*** Extracted data ***

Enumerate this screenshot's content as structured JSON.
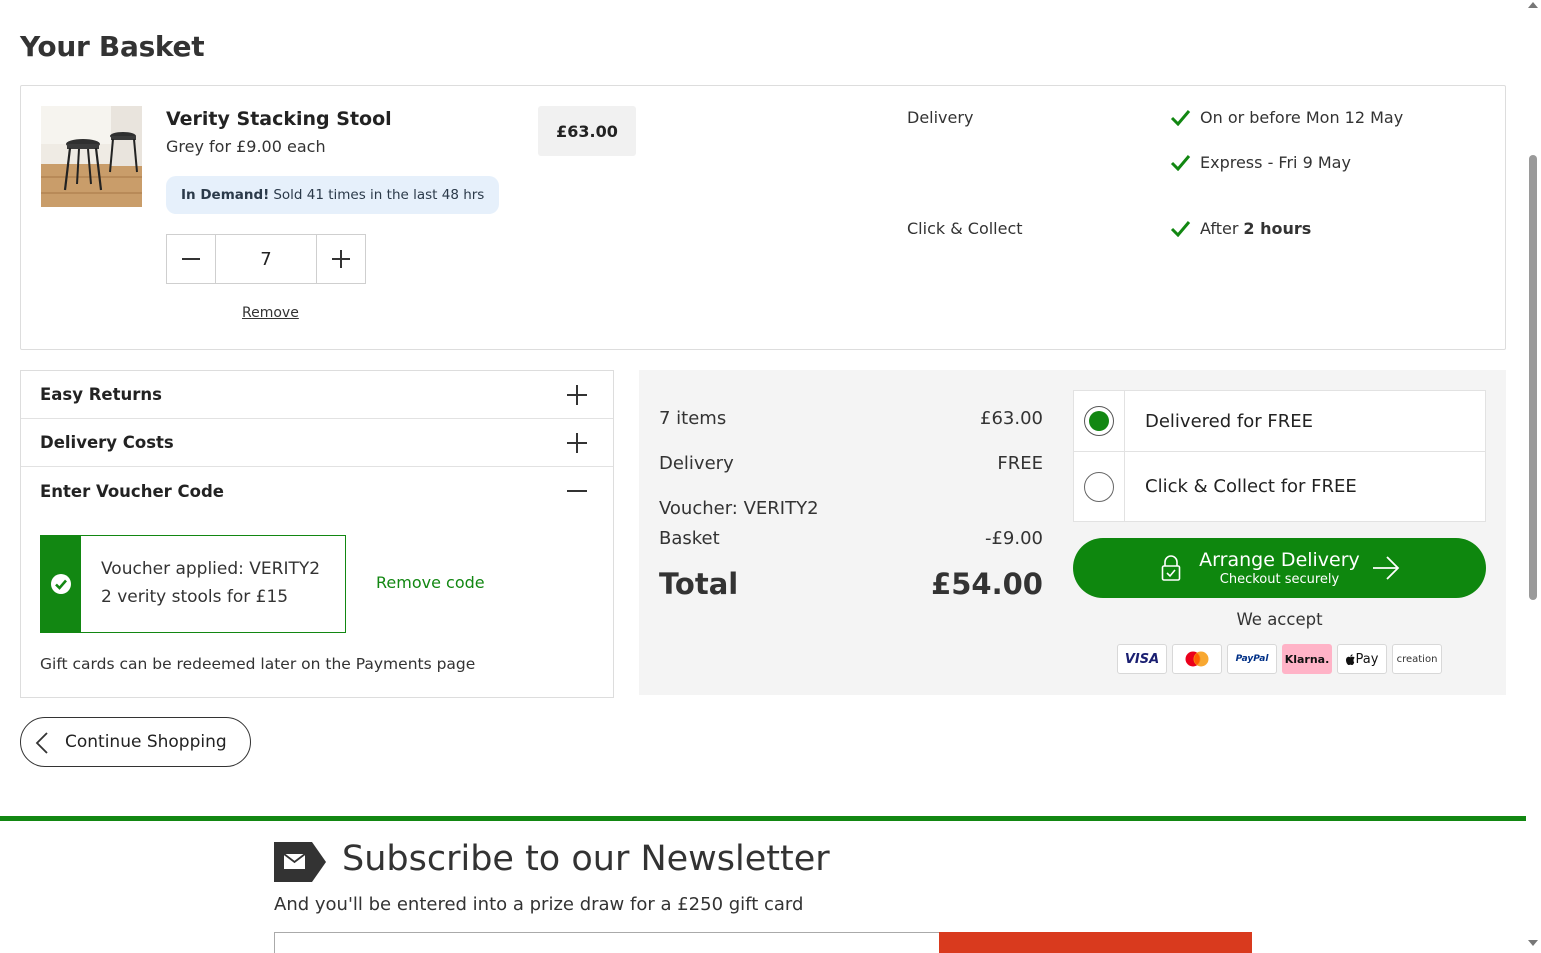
{
  "page": {
    "title": "Your Basket"
  },
  "basket_item": {
    "name": "Verity Stacking Stool",
    "variant": "Grey for £9.00 each",
    "demand_badge": {
      "strong": "In Demand!",
      "text": "Sold 41 times in the last 48 hrs"
    },
    "quantity": "7",
    "remove_label": "Remove",
    "line_price": "£63.00",
    "fulfilment": {
      "delivery_label": "Delivery",
      "delivery_option_1": "On or before Mon 12 May",
      "delivery_option_2": "Express - Fri 9 May",
      "collect_label": "Click & Collect",
      "collect_prefix": "After",
      "collect_strong": "2 hours"
    }
  },
  "accordion": {
    "easy_returns": "Easy Returns",
    "delivery_costs": "Delivery Costs",
    "voucher_code": "Enter Voucher Code",
    "voucher_applied": "Voucher applied: VERITY2",
    "voucher_desc": "2 verity stools for £15",
    "remove_code": "Remove code",
    "gift_card_note": "Gift cards can be redeemed later on the Payments page"
  },
  "summary": {
    "items_label": "7 items",
    "items_value": "£63.00",
    "delivery_label": "Delivery",
    "delivery_value": "FREE",
    "voucher_label": "Voucher: VERITY2",
    "basket_label": "Basket",
    "basket_value": "-£9.00",
    "total_label": "Total",
    "total_value": "£54.00",
    "options": [
      {
        "label": "Delivered for FREE",
        "selected": true
      },
      {
        "label": "Click & Collect for FREE",
        "selected": false
      }
    ],
    "checkout_main": "Arrange Delivery",
    "checkout_sub": "Checkout securely",
    "we_accept": "We accept",
    "payment_methods": [
      "VISA",
      "Mastercard",
      "PayPal",
      "Klarna.",
      "Pay",
      "creation"
    ]
  },
  "continue_shopping": "Continue Shopping",
  "newsletter": {
    "title": "Subscribe to our Newsletter",
    "subtitle": "And you'll be entered into a prize draw for a £250 gift card"
  },
  "colors": {
    "brand_green": "#128712",
    "demand_badge_bg": "#e6f0fb",
    "summary_bg": "#f4f4f4",
    "newsletter_button": "#d93a1e",
    "klarna_pink": "#ffb3c7"
  }
}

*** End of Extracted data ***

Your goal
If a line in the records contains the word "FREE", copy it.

Expected output
    "delivery_value": "FREE",
        "label": "Delivered for FREE",
        "label": "Click & Collect for FREE",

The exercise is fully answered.